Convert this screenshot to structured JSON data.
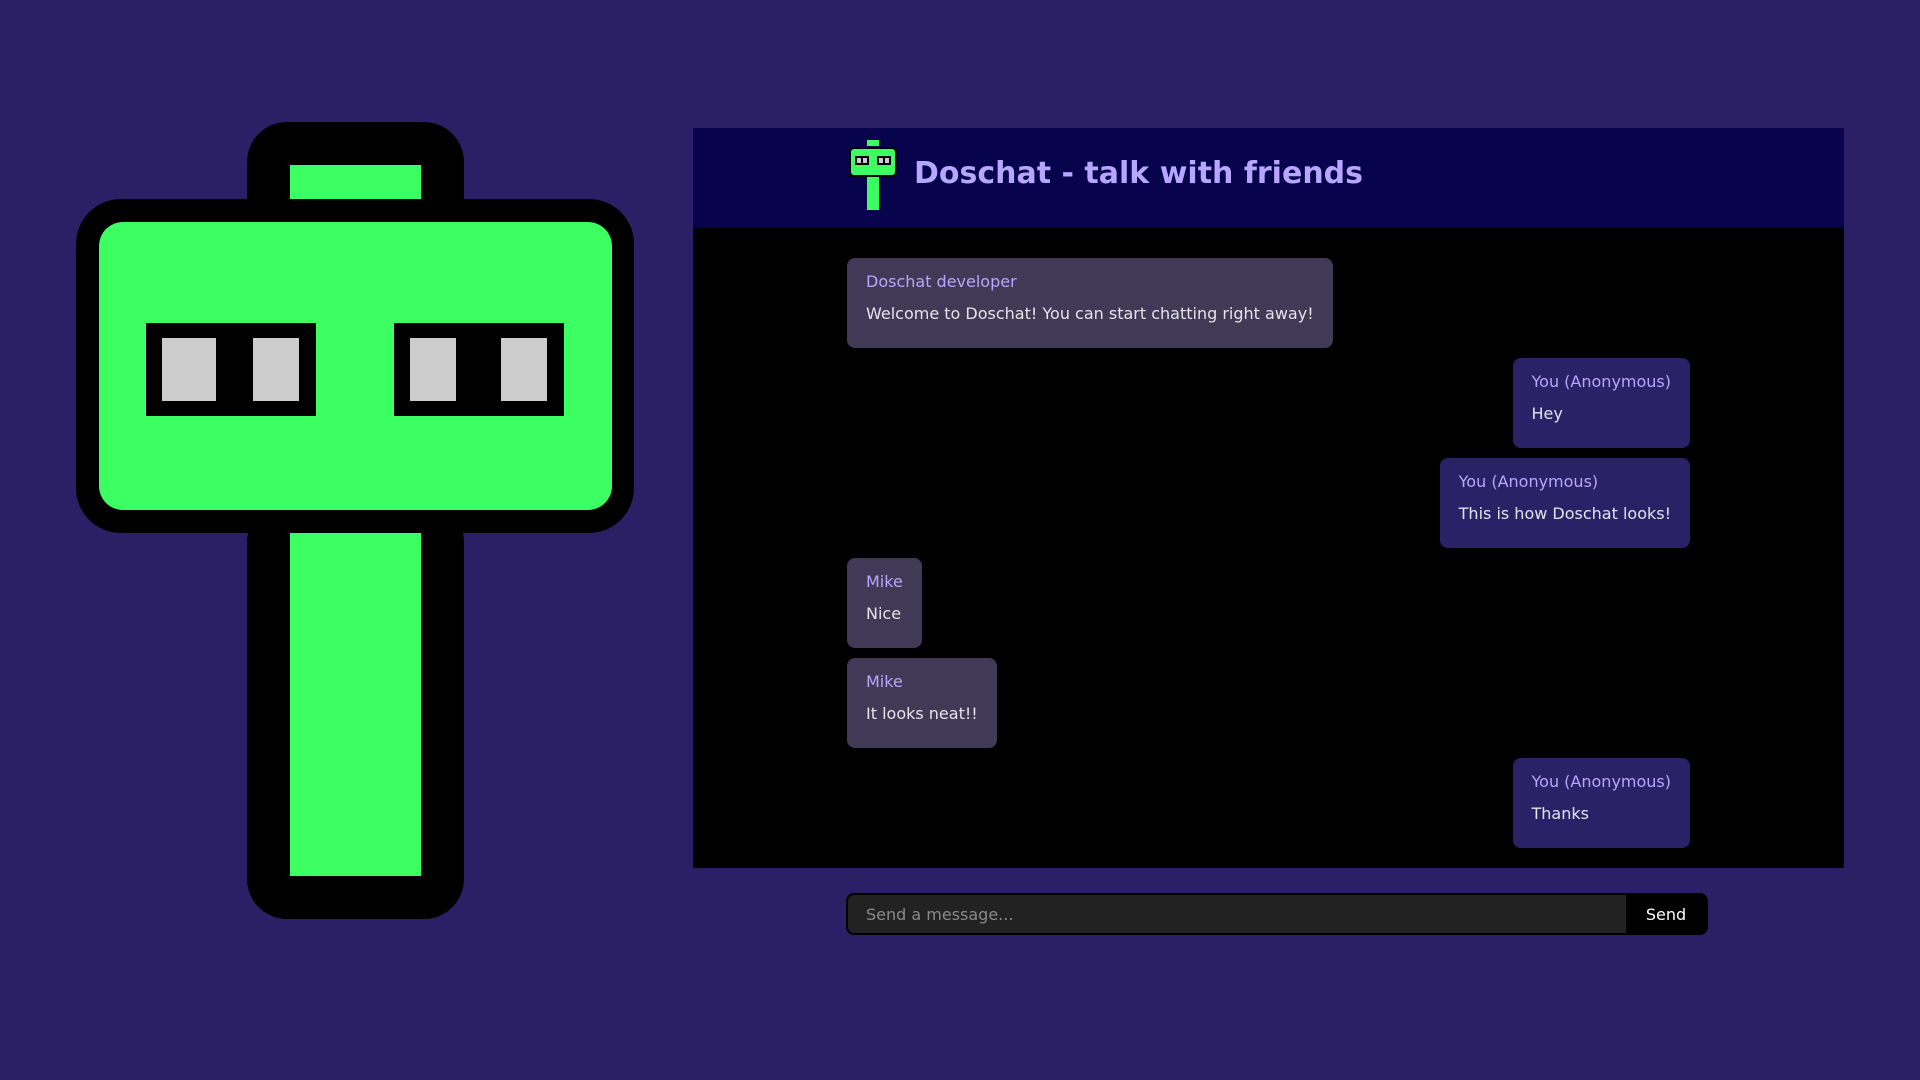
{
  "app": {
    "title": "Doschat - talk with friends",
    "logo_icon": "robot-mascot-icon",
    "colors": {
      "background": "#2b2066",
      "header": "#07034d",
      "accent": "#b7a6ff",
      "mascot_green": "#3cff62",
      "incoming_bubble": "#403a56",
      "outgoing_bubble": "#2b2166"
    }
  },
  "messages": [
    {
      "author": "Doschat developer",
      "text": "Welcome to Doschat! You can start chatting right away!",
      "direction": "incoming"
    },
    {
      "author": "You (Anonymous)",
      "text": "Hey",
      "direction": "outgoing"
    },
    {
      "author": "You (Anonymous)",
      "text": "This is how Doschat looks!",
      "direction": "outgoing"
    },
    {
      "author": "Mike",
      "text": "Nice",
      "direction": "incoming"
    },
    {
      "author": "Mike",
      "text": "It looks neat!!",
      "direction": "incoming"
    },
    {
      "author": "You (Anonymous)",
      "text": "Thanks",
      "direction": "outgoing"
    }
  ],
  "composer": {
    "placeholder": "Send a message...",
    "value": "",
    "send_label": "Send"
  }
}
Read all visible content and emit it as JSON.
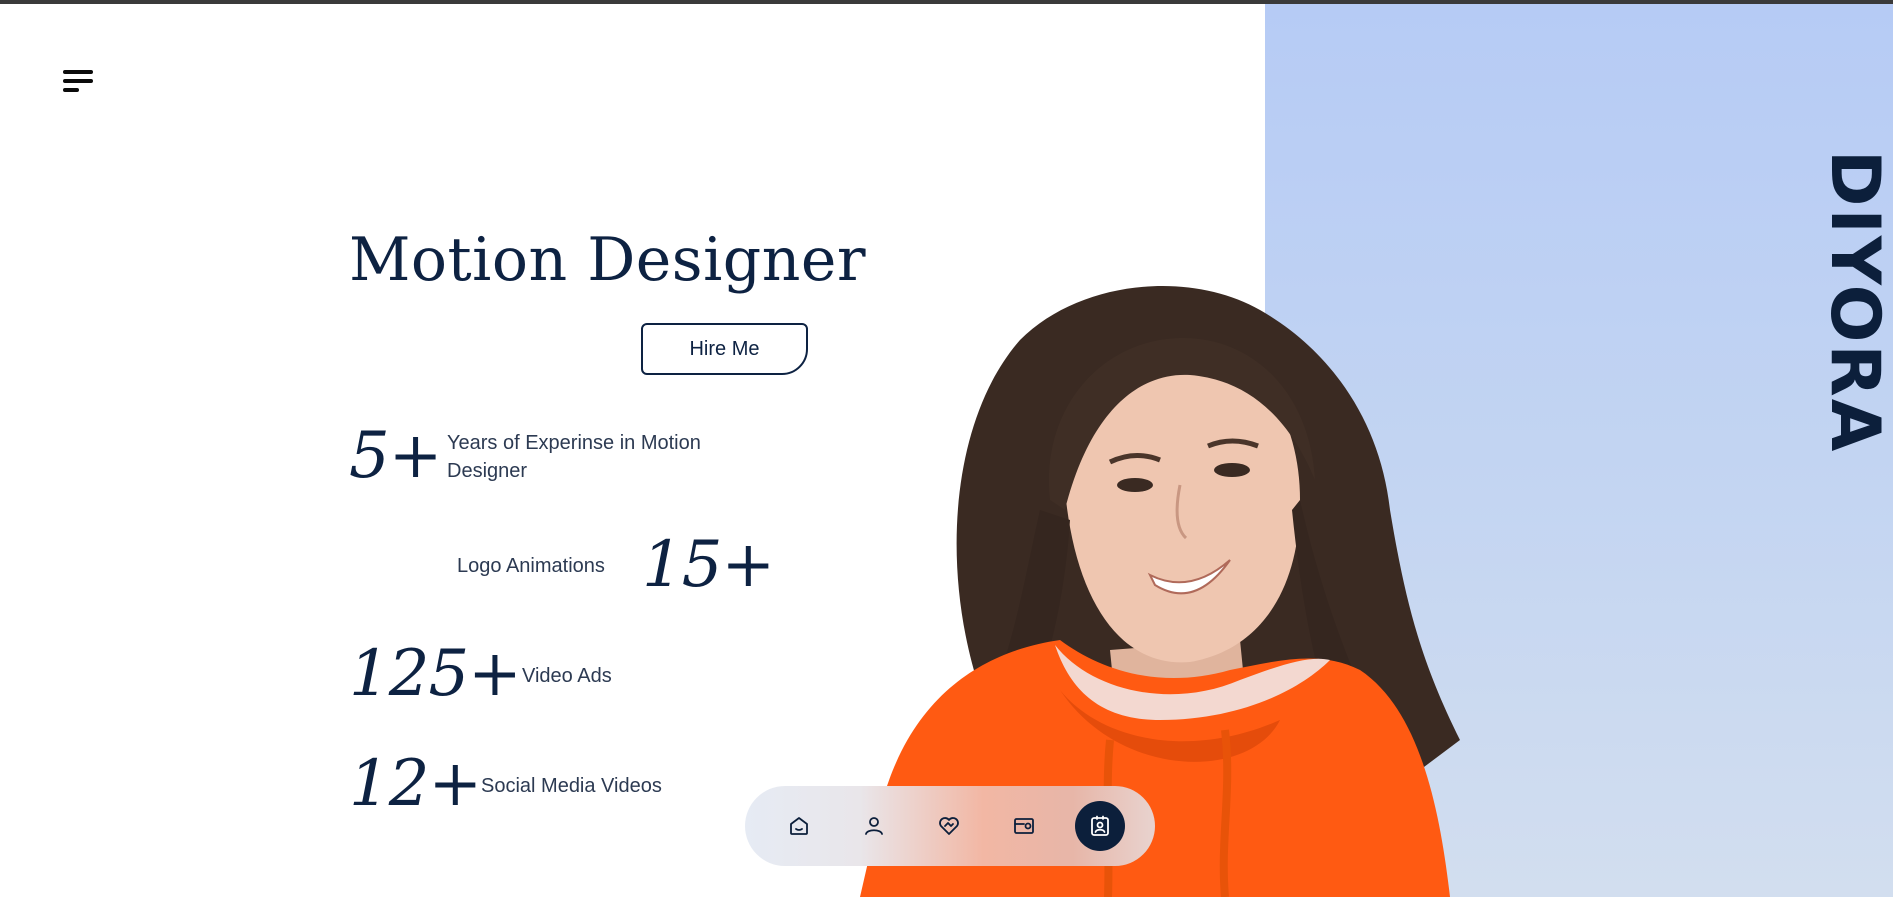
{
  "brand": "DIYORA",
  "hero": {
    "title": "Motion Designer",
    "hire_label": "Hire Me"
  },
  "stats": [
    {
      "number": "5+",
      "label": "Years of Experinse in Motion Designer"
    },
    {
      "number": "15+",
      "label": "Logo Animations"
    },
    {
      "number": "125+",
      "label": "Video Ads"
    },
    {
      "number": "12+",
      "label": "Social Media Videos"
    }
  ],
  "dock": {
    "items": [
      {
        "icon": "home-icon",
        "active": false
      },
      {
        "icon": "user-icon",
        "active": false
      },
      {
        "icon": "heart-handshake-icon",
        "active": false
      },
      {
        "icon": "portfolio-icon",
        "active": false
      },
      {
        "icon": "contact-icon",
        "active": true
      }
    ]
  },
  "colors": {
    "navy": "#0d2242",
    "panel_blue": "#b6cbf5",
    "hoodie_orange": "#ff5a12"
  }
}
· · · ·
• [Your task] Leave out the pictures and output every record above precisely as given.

• [Solution to this exercise]
Convert this screenshot to structured JSON data.
{
  "app": {
    "title": "Doschat - talk with friends",
    "logo_icon": "robot-mascot-icon",
    "colors": {
      "background": "#2b2066",
      "header": "#07034d",
      "accent": "#b7a6ff",
      "mascot_green": "#3cff62",
      "incoming_bubble": "#403a56",
      "outgoing_bubble": "#2b2166"
    }
  },
  "messages": [
    {
      "author": "Doschat developer",
      "text": "Welcome to Doschat! You can start chatting right away!",
      "direction": "incoming"
    },
    {
      "author": "You (Anonymous)",
      "text": "Hey",
      "direction": "outgoing"
    },
    {
      "author": "You (Anonymous)",
      "text": "This is how Doschat looks!",
      "direction": "outgoing"
    },
    {
      "author": "Mike",
      "text": "Nice",
      "direction": "incoming"
    },
    {
      "author": "Mike",
      "text": "It looks neat!!",
      "direction": "incoming"
    },
    {
      "author": "You (Anonymous)",
      "text": "Thanks",
      "direction": "outgoing"
    }
  ],
  "composer": {
    "placeholder": "Send a message...",
    "value": "",
    "send_label": "Send"
  }
}
Read all visible content and emit it as JSON.
{
  "brand": "DIYORA",
  "hero": {
    "title": "Motion Designer",
    "hire_label": "Hire Me"
  },
  "stats": [
    {
      "number": "5+",
      "label": "Years of Experinse in Motion Designer"
    },
    {
      "number": "15+",
      "label": "Logo Animations"
    },
    {
      "number": "125+",
      "label": "Video Ads"
    },
    {
      "number": "12+",
      "label": "Social Media Videos"
    }
  ],
  "dock": {
    "items": [
      {
        "icon": "home-icon",
        "active": false
      },
      {
        "icon": "user-icon",
        "active": false
      },
      {
        "icon": "heart-handshake-icon",
        "active": false
      },
      {
        "icon": "portfolio-icon",
        "active": false
      },
      {
        "icon": "contact-icon",
        "active": true
      }
    ]
  },
  "colors": {
    "navy": "#0d2242",
    "panel_blue": "#b6cbf5",
    "hoodie_orange": "#ff5a12"
  }
}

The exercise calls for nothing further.